(Records from a data source)
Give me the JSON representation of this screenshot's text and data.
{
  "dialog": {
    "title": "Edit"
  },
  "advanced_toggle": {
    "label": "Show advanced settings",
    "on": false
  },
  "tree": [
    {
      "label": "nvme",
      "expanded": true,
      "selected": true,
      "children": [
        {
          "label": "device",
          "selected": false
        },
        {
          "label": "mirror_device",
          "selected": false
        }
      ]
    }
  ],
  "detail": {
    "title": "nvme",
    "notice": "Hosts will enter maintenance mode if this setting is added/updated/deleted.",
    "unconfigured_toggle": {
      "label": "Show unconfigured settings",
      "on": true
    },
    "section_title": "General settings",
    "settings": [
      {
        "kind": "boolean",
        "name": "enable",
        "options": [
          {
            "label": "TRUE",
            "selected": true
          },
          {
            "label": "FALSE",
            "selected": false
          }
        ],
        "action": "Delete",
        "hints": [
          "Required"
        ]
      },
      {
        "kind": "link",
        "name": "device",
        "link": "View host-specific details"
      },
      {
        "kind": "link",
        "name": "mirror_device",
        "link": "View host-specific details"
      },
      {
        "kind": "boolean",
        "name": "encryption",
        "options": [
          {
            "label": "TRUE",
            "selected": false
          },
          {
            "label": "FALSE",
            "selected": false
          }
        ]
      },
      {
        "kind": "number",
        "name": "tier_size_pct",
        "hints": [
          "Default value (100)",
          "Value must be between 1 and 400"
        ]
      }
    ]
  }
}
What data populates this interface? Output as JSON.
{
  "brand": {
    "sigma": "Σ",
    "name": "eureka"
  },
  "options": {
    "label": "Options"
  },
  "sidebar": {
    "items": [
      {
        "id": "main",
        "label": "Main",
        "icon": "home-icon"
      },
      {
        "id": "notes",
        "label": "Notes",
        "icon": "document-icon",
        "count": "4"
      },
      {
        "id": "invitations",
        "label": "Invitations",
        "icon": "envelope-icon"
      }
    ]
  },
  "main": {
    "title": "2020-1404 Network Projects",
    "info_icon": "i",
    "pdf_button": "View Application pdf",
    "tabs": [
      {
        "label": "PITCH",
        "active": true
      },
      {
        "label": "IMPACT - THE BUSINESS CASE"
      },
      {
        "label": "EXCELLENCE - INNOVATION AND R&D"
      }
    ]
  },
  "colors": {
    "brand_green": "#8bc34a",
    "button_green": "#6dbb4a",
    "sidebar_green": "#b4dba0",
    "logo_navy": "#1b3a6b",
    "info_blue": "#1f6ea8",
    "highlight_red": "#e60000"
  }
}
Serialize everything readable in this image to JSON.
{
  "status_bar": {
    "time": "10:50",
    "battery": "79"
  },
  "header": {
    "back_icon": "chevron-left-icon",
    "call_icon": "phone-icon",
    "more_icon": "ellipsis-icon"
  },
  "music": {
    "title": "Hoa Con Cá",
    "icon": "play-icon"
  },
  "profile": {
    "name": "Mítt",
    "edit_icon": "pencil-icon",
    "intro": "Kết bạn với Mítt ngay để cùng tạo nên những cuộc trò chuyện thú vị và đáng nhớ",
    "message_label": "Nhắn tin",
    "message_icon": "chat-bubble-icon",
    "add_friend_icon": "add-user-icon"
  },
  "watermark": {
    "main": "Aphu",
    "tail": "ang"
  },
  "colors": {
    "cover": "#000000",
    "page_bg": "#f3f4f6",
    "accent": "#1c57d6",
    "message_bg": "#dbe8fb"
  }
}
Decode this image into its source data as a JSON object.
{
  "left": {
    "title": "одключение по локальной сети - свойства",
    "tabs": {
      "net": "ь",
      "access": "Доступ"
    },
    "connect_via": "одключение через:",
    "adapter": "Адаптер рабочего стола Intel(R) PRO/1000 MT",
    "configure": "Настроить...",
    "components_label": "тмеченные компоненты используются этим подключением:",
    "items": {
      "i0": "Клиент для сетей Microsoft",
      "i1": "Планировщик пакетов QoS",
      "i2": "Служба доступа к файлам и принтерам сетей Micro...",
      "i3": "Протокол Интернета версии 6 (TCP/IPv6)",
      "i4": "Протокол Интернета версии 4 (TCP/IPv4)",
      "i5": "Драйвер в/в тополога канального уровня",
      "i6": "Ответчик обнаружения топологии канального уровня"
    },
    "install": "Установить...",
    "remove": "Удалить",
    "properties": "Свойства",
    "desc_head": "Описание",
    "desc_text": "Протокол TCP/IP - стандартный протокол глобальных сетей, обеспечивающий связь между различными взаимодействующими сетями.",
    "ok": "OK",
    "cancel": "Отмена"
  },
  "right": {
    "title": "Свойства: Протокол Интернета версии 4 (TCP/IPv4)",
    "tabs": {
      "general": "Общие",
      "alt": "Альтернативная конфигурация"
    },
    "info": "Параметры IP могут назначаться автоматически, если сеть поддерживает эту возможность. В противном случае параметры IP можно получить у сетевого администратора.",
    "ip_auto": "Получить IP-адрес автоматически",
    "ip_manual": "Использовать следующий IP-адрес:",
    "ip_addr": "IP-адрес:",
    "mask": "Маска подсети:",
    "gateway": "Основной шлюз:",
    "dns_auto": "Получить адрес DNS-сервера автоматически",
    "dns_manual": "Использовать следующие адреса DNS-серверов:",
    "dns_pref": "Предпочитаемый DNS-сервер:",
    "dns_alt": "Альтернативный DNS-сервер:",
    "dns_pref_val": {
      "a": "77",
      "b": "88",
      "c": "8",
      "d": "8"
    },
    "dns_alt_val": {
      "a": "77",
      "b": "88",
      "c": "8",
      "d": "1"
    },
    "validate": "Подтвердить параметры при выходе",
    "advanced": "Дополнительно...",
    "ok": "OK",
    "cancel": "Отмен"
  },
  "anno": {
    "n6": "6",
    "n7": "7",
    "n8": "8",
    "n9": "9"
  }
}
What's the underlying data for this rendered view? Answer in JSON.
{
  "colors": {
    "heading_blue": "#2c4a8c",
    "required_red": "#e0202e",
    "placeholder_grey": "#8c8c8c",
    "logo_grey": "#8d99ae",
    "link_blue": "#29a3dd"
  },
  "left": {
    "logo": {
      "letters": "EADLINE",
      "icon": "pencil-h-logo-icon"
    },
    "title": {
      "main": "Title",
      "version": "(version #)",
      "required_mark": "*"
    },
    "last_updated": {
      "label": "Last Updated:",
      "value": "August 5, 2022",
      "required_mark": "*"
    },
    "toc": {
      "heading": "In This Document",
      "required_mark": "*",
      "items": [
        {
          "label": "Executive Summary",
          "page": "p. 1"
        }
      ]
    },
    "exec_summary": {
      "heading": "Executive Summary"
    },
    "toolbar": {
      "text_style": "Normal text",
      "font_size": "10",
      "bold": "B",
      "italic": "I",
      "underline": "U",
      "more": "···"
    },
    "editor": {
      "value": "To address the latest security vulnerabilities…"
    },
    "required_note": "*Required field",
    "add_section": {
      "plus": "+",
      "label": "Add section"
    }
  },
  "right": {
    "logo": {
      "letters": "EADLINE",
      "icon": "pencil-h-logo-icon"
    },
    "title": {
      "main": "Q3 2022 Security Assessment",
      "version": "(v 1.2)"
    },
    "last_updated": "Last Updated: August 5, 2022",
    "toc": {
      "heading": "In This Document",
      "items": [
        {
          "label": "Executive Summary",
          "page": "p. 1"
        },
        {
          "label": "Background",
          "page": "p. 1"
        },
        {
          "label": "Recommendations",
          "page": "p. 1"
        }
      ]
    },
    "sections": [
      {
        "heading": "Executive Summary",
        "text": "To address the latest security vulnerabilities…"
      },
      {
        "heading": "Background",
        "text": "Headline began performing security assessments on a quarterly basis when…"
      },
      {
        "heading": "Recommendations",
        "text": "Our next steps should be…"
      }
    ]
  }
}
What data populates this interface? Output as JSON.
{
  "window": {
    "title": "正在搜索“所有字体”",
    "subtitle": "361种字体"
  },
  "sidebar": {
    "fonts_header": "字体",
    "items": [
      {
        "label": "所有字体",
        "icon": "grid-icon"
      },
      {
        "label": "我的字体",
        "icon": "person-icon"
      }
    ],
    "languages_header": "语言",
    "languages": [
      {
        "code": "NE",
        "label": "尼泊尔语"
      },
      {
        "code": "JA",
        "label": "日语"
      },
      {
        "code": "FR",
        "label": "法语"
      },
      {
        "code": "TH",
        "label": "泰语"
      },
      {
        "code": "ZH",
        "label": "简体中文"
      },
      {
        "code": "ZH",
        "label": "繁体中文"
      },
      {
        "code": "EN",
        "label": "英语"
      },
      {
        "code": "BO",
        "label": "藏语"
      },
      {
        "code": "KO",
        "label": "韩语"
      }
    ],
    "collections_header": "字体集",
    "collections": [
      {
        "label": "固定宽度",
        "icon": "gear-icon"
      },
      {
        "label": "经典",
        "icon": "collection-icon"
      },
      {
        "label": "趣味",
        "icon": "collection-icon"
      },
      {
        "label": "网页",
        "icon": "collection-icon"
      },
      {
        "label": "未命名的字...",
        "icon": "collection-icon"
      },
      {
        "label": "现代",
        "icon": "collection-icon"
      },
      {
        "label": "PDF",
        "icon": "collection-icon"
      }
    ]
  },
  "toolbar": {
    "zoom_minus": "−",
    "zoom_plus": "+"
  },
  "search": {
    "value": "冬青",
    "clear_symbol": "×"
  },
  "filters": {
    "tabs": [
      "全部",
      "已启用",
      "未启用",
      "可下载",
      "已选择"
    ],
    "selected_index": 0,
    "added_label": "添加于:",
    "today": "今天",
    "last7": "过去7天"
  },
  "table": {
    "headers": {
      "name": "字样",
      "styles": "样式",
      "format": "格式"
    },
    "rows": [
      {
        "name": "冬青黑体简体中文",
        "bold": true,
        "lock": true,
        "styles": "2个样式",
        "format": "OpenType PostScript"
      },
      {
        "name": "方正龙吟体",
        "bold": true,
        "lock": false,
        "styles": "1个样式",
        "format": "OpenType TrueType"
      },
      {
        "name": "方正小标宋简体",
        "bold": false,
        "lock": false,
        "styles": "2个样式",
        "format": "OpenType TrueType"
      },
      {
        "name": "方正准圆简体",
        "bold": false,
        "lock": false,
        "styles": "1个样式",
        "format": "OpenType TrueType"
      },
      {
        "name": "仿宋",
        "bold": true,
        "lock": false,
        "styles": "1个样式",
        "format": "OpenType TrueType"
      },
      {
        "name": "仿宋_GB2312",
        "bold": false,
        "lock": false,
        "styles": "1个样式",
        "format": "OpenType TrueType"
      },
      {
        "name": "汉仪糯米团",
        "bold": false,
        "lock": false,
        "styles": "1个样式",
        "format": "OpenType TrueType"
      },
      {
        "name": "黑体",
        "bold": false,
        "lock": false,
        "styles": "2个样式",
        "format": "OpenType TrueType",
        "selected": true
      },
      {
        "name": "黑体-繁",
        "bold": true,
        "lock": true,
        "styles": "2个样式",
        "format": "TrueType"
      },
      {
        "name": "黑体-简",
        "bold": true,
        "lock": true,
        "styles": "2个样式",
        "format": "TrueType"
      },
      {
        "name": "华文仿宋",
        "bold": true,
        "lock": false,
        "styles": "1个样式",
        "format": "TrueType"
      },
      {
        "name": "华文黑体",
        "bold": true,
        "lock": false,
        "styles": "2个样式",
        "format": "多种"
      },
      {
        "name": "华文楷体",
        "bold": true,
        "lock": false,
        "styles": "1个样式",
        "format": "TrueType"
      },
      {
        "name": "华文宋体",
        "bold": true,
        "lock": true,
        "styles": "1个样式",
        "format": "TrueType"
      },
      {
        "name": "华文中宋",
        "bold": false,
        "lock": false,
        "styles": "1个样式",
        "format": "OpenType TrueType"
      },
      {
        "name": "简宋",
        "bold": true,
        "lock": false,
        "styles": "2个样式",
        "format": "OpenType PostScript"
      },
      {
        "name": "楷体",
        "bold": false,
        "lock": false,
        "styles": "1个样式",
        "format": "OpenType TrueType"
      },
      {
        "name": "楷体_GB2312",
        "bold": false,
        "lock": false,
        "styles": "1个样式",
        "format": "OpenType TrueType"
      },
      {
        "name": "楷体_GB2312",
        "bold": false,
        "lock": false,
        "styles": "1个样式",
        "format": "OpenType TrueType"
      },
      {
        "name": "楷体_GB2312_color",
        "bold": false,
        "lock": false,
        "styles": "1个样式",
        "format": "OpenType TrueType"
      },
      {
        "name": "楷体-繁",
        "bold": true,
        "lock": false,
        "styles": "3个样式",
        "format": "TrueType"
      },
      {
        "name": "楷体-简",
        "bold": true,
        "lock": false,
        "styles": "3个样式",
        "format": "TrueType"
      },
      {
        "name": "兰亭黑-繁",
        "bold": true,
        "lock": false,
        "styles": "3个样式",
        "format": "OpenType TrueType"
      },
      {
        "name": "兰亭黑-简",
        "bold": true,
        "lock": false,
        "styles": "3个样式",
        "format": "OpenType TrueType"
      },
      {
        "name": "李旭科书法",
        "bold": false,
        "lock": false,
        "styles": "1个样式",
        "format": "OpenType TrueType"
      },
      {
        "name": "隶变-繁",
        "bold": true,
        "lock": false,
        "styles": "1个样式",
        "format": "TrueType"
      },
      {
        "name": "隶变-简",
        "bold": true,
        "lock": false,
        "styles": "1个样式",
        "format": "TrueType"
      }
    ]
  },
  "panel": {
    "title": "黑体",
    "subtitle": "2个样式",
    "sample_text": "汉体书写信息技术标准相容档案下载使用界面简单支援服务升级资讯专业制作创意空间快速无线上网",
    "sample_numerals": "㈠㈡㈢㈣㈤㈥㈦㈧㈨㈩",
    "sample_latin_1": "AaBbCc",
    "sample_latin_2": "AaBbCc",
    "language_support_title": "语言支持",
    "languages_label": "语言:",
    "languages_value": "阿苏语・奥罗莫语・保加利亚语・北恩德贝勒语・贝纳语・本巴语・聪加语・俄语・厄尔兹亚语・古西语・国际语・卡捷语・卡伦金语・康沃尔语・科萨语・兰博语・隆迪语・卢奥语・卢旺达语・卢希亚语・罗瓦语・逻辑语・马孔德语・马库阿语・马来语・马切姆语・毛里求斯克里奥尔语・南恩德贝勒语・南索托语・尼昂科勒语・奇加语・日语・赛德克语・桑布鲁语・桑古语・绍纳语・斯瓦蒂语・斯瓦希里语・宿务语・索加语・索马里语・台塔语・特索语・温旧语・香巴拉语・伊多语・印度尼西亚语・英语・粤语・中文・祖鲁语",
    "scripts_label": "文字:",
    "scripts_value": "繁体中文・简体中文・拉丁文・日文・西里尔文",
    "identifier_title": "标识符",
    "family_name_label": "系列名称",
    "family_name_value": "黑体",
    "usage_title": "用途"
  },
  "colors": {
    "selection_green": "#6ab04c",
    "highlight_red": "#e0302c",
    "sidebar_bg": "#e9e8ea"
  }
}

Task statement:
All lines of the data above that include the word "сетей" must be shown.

Task result:
      "i0": "Клиент для сетей Microsoft",
      "i2": "Служба доступа к файлам и принтерам сетей Micro...",
    "desc_text": "Протокол TCP/IP - стандартный протокол глобальных сетей, обеспечивающий связь между различными взаимодействующими сетями.",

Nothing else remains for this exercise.